The first of two Israeli Iron Dome missile defence batteries were delivered to the United States (US) military yesterday, a year after a deal for their purchase was signed.
In August last year, the US finalised a contract to acquire two Iron Dome missile defence system batteries to enhance its short-range missile defence capabilities.
According to the Jerusalem Post, the purchase included 12 launchers, two sensors, two battlement management centres and 240 interceptors, at a cost of $1.5 billion.
The fully mobile system carries ten kilogrammes of explosives and can intercept an incoming projectile from four to 70 kilometres away.
Developed by Rafael Advanced Defence Systems and Israel Aerospace Industries, the system will be used "in the defense of US troops against a variety of ballistic and aerial threats," according to a Defence Ministry statement.
The second battery will be delivered "in the near future within the framework of the agreement," the statement added.
Defence Minister Benny Gantz, who recently returned from a trip to Washington, hailed the sale as proof of close cooperation between the US and Israel.
He said: "Last week I visited the United States and met with senior officials in the US Department of Defense and in the military. Among other things, we discussed procurement and information sharing in the field of technology."

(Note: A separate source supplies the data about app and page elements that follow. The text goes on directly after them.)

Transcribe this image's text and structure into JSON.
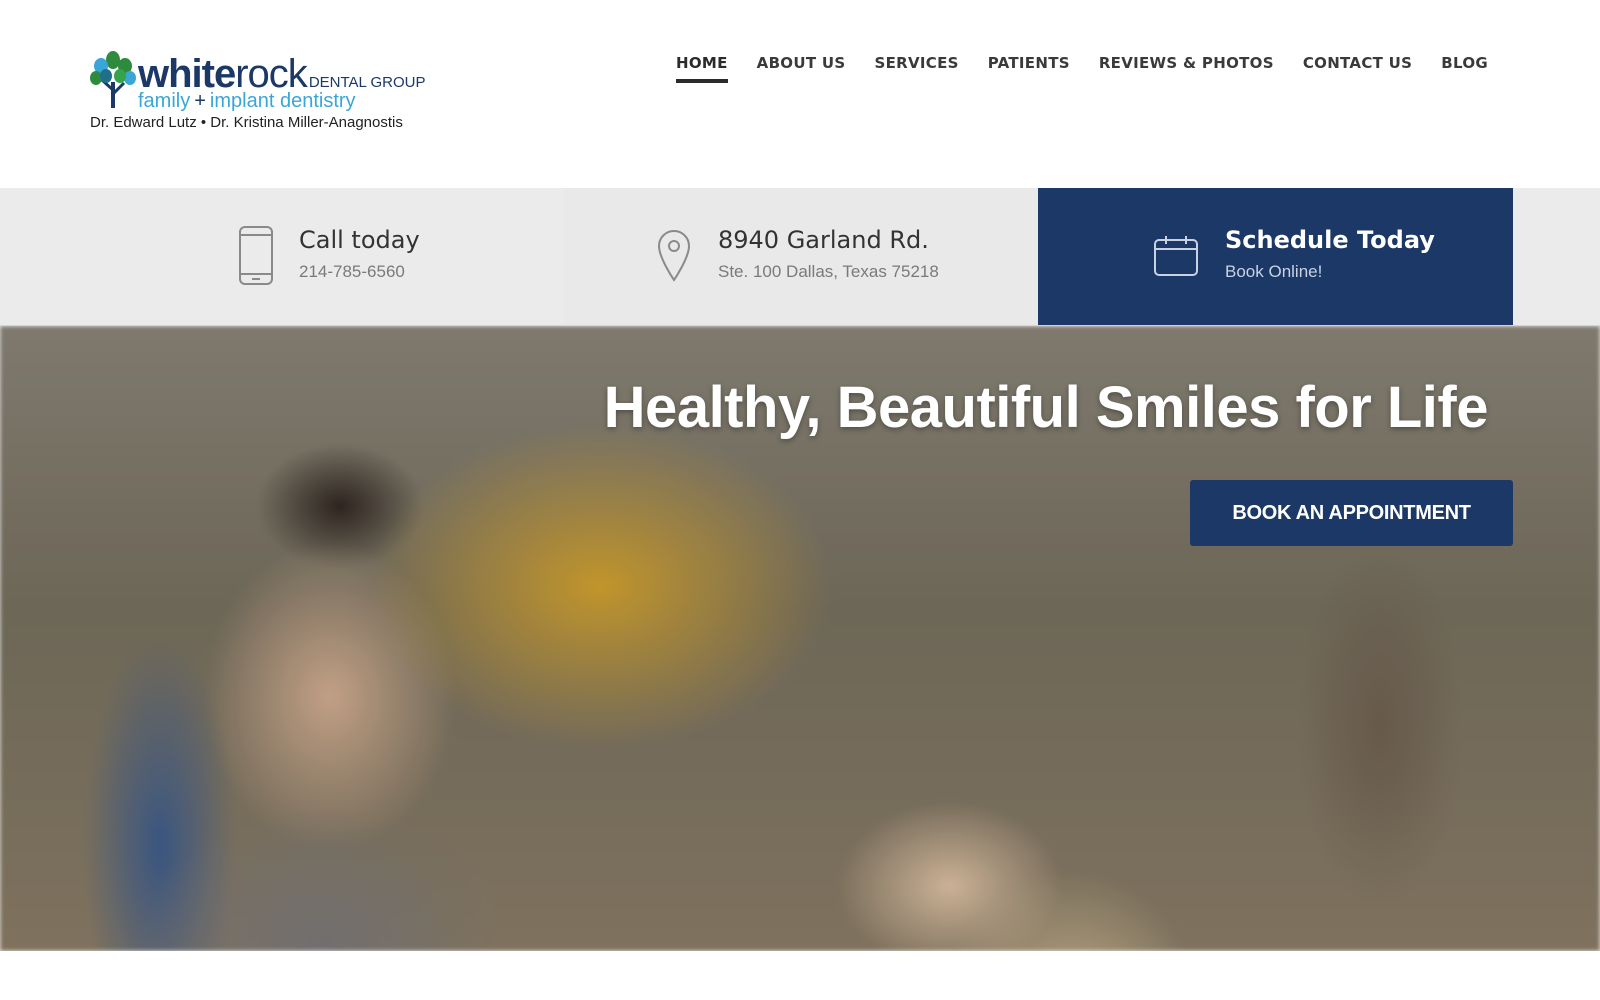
{
  "logo": {
    "word_bold": "white",
    "word_light": "rock",
    "group": "DENTAL GROUP",
    "tagline_left": "family",
    "tagline_plus": "+",
    "tagline_right": "implant dentistry",
    "doctors": "Dr. Edward Lutz • Dr. Kristina Miller-Anagnostis"
  },
  "nav": {
    "items": [
      {
        "label": "HOME"
      },
      {
        "label": "ABOUT US"
      },
      {
        "label": "SERVICES"
      },
      {
        "label": "PATIENTS"
      },
      {
        "label": "REVIEWS & PHOTOS"
      },
      {
        "label": "CONTACT US"
      },
      {
        "label": "BLOG"
      }
    ],
    "active": "HOME"
  },
  "infobar": {
    "phone": {
      "icon": "phone-icon",
      "title": "Call today",
      "sub": "214-785-6560"
    },
    "address": {
      "icon": "map-pin-icon",
      "title": "8940 Garland Rd.",
      "sub": "Ste. 100 Dallas, Texas 75218"
    },
    "schedule": {
      "icon": "calendar-icon",
      "title": "Schedule Today",
      "sub": "Book Online!"
    }
  },
  "hero": {
    "headline": "Healthy, Beautiful Smiles for Life",
    "cta_label": "BOOK AN APPOINTMENT"
  },
  "colors": {
    "brand_navy": "#1b3866",
    "brand_light_blue": "#3aa6d8",
    "infobar_bg": "#ebebeb"
  }
}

"The completion of this agreement serves as further proof that the defence alliance is based on common values and interests, which are stronger than ever."

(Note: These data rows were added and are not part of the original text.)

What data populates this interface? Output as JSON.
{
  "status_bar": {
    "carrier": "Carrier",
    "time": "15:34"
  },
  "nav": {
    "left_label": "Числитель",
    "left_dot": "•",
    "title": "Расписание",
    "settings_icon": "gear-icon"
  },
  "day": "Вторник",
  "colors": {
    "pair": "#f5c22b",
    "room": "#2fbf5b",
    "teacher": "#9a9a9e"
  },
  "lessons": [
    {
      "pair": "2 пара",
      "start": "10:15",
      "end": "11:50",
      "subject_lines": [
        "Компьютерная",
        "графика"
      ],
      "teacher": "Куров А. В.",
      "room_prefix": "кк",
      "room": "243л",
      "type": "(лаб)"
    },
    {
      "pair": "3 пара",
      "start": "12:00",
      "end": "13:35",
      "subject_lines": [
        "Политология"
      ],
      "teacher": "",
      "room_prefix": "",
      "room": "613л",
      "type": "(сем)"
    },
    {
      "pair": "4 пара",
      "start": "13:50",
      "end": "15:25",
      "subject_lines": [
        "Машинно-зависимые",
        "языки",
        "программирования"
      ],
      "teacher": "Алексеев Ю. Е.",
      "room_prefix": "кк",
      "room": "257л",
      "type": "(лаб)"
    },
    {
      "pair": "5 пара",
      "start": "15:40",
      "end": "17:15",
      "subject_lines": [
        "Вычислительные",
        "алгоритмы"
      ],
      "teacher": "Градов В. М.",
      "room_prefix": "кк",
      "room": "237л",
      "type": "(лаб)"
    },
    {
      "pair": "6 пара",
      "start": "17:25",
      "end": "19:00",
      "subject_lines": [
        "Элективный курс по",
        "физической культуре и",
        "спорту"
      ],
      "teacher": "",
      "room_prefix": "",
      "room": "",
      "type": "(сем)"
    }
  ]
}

The US and Israel already cooperate extensively on security matters. Israel's big three defence companies, Elbit Systems, IAI and Rafael, have numerous cooperative projects with America.